YOUR ASSIGNMENT:
Scan the entries below and extract each line with the word "solve" in it.

Excerpts from a dataset:
-----
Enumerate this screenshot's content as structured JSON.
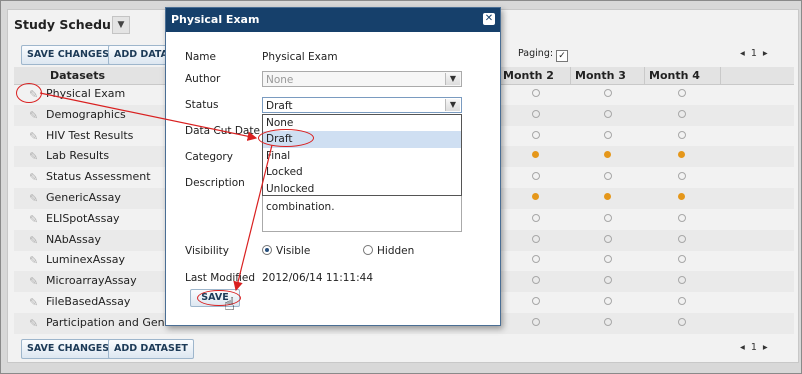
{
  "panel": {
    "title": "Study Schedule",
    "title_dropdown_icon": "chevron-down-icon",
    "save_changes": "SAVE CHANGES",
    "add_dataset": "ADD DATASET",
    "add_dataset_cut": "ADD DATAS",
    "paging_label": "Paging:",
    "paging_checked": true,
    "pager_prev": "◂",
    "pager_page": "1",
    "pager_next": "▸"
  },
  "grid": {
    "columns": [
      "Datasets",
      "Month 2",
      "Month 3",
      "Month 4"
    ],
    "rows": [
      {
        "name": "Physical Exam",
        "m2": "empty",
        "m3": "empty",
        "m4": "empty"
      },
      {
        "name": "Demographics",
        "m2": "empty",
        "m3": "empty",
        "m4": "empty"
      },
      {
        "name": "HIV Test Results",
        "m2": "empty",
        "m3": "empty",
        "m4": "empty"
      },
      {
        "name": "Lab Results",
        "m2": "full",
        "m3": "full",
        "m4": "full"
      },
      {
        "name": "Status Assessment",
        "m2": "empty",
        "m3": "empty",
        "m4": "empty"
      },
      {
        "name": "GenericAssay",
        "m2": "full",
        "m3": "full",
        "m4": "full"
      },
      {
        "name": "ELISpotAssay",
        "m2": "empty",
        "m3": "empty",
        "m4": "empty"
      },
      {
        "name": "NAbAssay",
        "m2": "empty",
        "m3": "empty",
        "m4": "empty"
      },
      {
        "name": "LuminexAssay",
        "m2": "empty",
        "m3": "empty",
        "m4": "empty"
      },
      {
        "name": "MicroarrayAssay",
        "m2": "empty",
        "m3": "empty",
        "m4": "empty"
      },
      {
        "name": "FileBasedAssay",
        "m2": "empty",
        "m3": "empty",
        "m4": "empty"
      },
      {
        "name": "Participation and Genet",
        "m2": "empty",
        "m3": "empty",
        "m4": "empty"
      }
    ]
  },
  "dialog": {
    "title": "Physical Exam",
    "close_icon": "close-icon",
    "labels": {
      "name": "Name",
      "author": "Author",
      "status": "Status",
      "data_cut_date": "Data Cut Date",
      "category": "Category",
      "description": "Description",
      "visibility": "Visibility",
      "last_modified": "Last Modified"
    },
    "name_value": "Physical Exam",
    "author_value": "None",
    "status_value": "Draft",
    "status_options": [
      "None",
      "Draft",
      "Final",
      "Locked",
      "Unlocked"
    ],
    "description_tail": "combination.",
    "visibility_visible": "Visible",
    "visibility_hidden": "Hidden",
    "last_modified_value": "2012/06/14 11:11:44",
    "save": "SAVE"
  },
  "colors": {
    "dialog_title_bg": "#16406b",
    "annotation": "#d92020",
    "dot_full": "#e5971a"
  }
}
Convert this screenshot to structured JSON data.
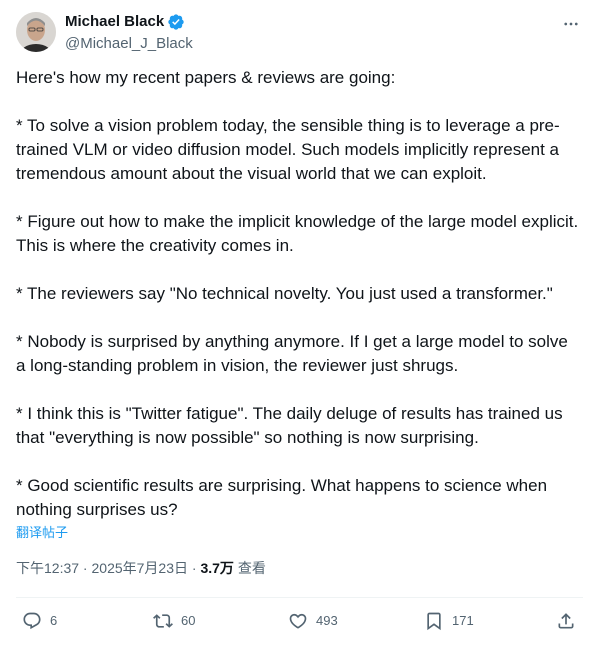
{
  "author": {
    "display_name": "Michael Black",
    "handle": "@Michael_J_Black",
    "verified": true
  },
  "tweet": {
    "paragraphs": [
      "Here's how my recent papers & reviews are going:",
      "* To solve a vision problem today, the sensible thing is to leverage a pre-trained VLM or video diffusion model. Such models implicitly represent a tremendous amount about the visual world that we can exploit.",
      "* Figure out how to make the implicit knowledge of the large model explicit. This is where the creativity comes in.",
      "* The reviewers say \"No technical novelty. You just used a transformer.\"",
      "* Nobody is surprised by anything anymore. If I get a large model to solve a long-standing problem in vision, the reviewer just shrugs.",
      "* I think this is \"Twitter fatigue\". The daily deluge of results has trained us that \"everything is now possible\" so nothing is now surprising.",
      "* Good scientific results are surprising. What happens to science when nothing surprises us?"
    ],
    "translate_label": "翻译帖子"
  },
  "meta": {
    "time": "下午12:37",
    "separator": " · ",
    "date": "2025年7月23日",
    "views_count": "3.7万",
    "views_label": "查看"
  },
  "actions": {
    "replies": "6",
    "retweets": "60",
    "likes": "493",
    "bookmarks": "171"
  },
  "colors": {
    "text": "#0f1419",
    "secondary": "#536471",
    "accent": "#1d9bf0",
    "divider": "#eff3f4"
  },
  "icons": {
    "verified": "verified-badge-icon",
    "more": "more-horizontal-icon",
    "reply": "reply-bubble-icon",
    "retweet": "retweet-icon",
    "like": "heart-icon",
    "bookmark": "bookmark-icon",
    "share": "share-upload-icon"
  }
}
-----
OUTPUT BELOW:
      "* To solve a vision problem today, the sensible thing is to leverage a pre-trained VLM or video diffusion model. Such models implicitly represent a tremendous amount about the visual world that we can exploit.",
      "* Nobody is surprised by anything anymore. If I get a large model to solve a long-standing problem in vision, the reviewer just shrugs.",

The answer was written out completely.